Go through the material underneath and show every line where the string "object" occurs.

+ + + +

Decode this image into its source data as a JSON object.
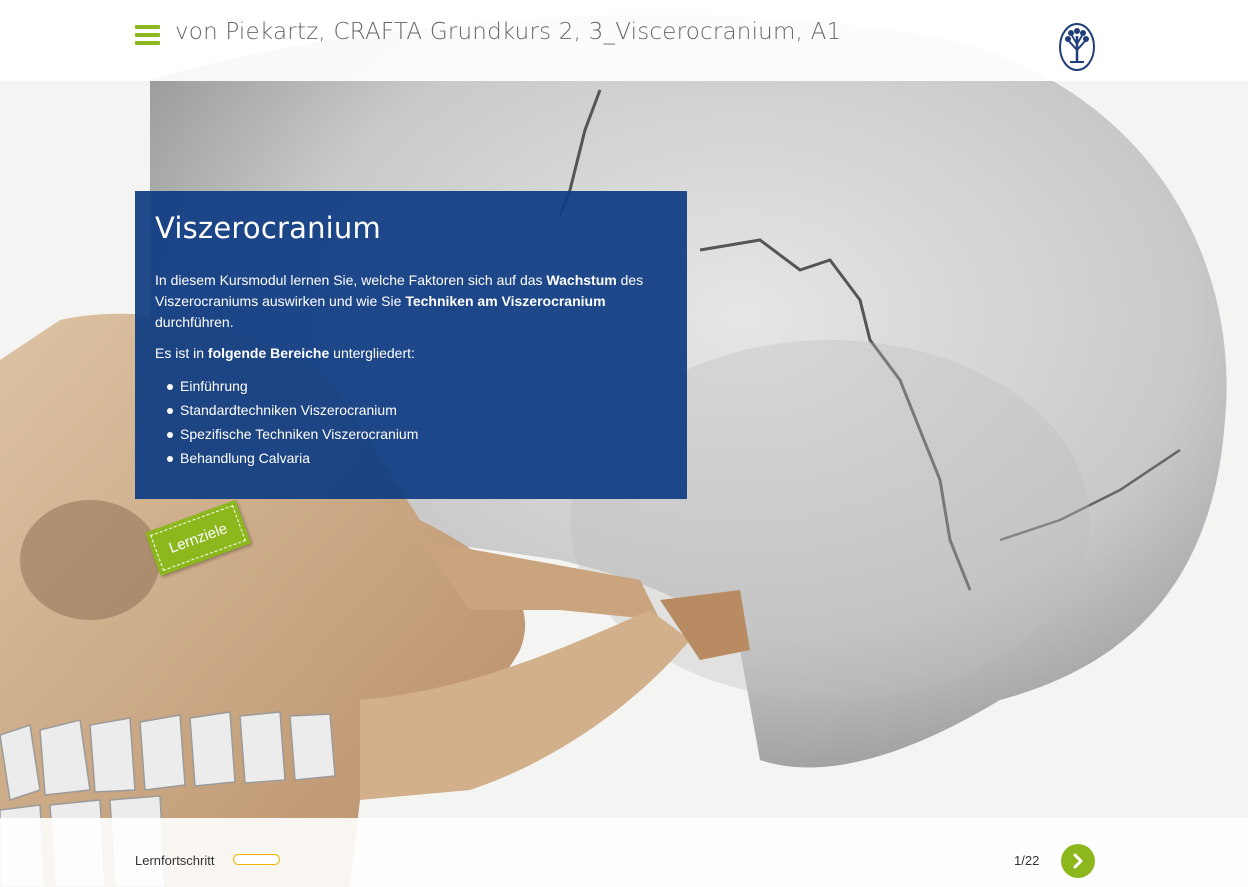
{
  "header": {
    "title": "von Piekartz, CRAFTA Grundkurs 2, 3_Viscerocranium, A1",
    "menu_icon": "hamburger-menu-icon",
    "logo_icon": "tree-logo-icon"
  },
  "card": {
    "heading": "Viszerocranium",
    "intro": {
      "t1": "In diesem Kursmodul lernen Sie, welche Faktoren sich auf das ",
      "b1": "Wachstum",
      "t2": " des Viszerocraniums auswirken und wie Sie ",
      "b2": "Techniken am Viszerocranium",
      "t3": " durchführen."
    },
    "areas": {
      "t1": "Es ist in ",
      "b1": "folgende Bereiche",
      "t2": " untergliedert:"
    },
    "items": [
      "Einführung",
      "Standardtechniken Viszerocranium",
      "Spezifische Techniken Viszerocranium",
      "Behandlung Calvaria"
    ]
  },
  "tag": {
    "label": "Lernziele"
  },
  "footer": {
    "progress_label": "Lernfortschritt",
    "progress_fraction": 0.0,
    "page": "1/22",
    "next_icon": "chevron-right-icon"
  },
  "colors": {
    "accent_green": "#8cb81e",
    "card_blue": "#0f3c82",
    "progress_yellow": "#f0b400"
  }
}
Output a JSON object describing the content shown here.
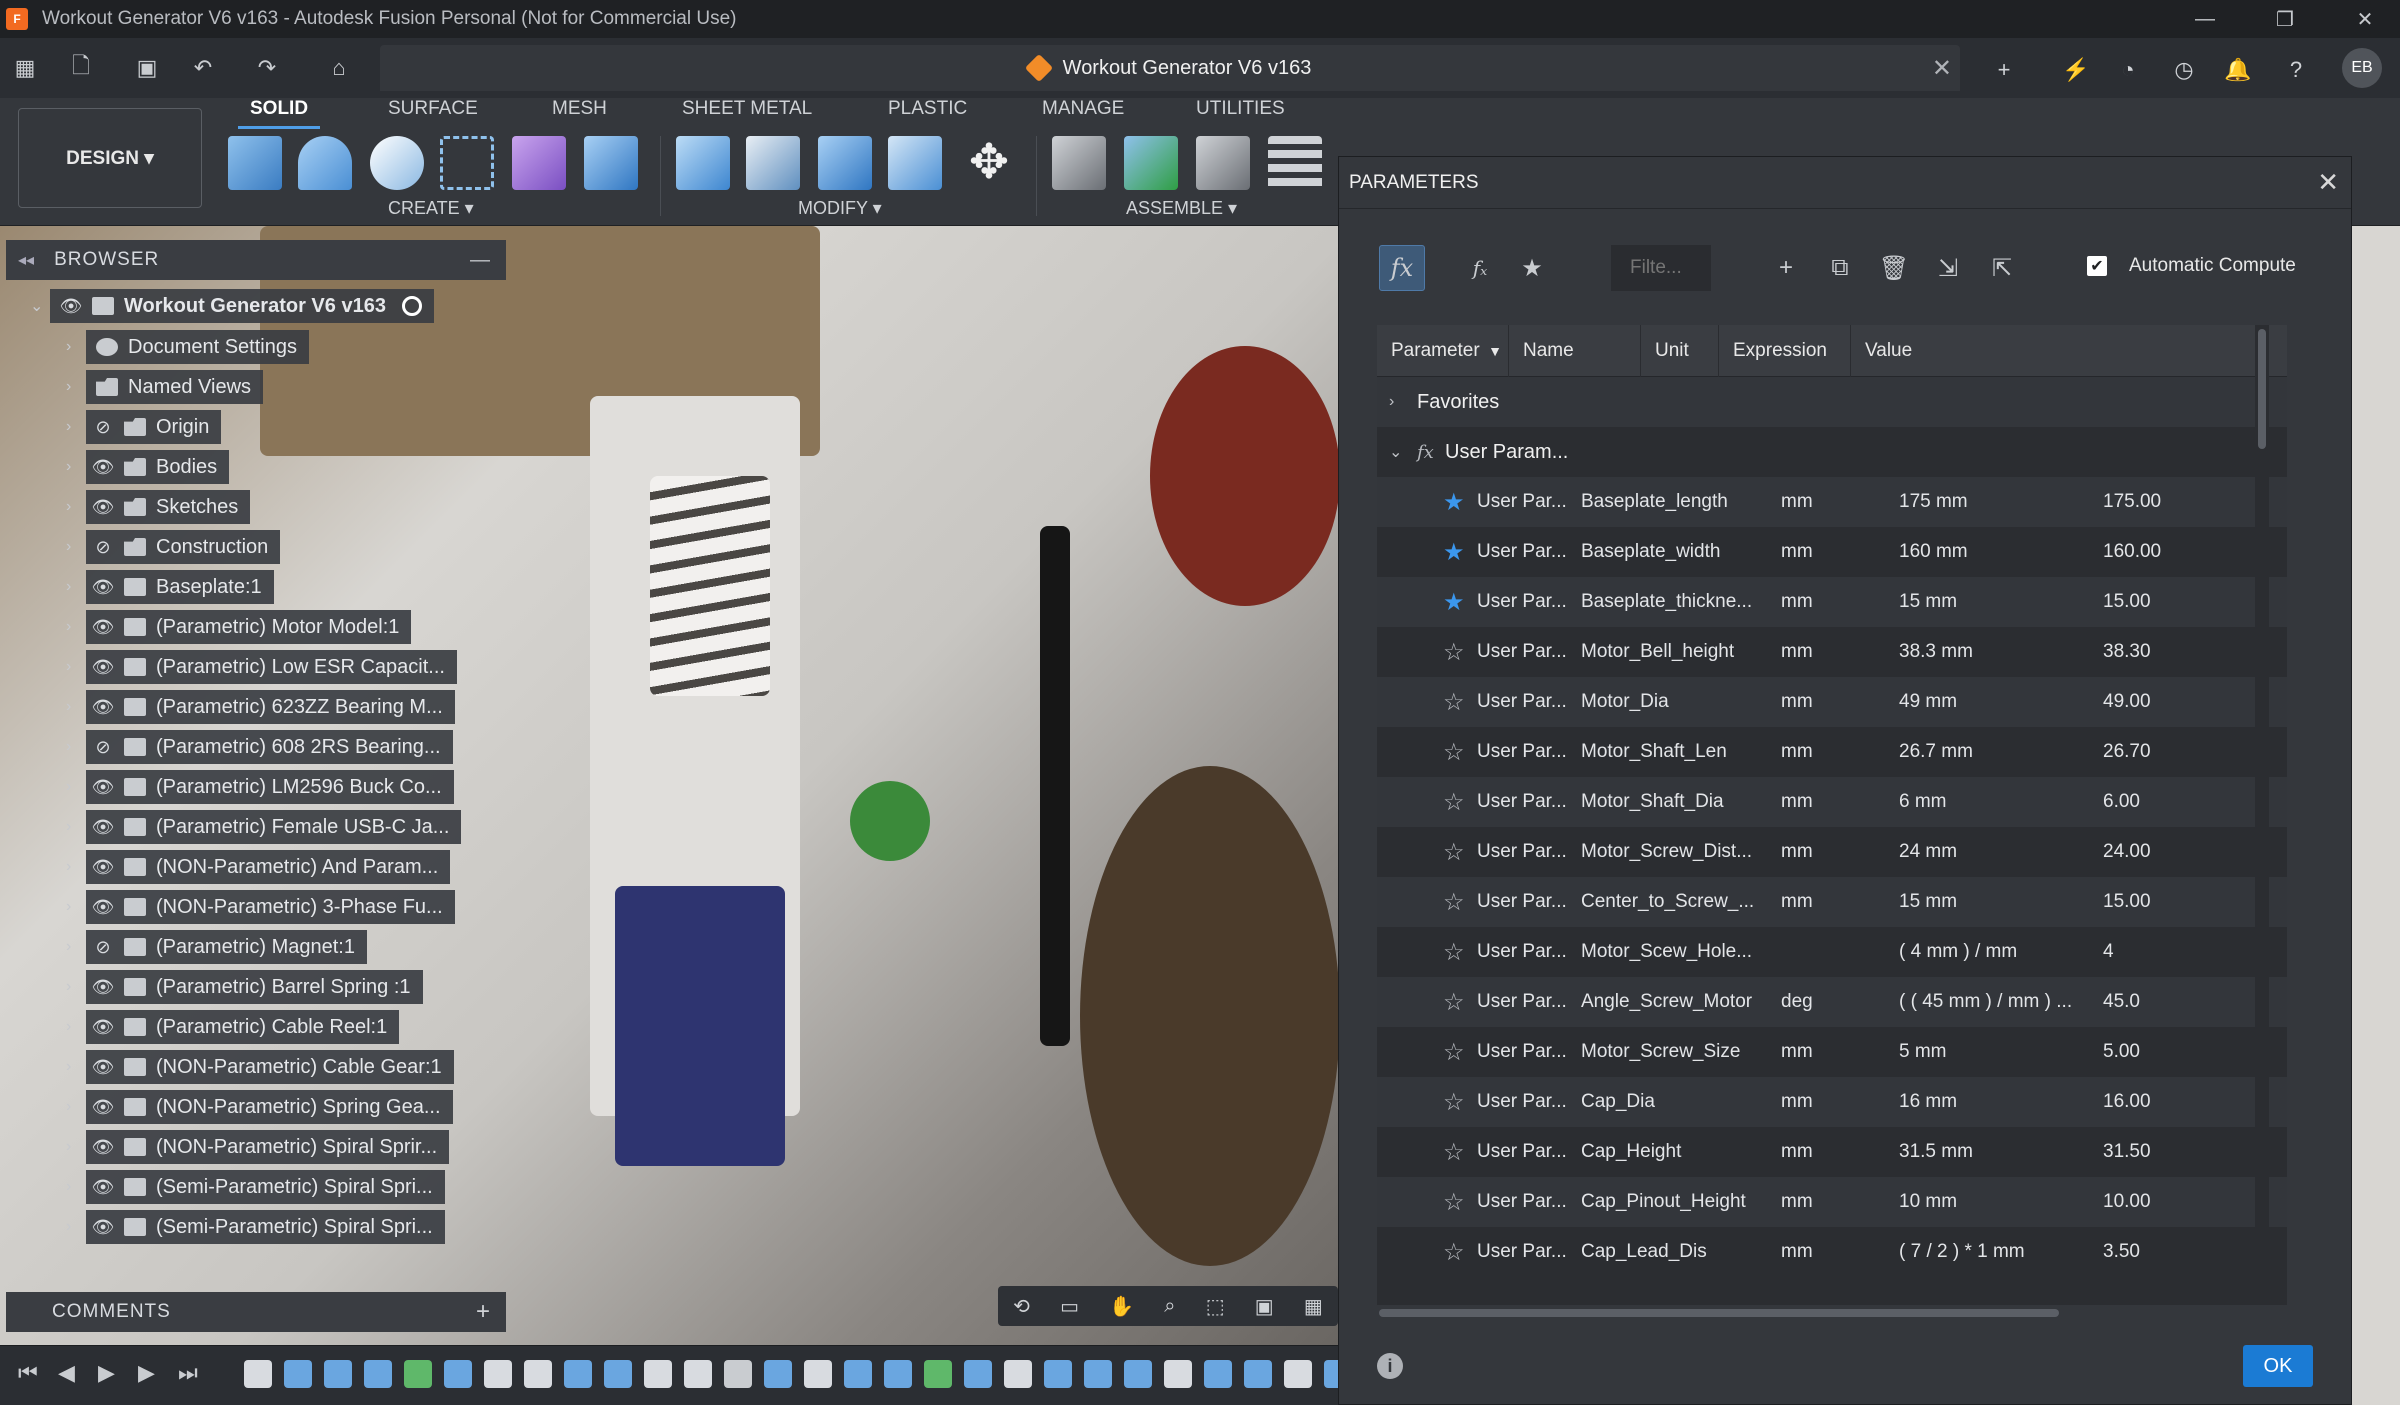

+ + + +

◆ Your response:
Decode this image into its source data as a JSON object.
Output a JSON object describing the content shown here.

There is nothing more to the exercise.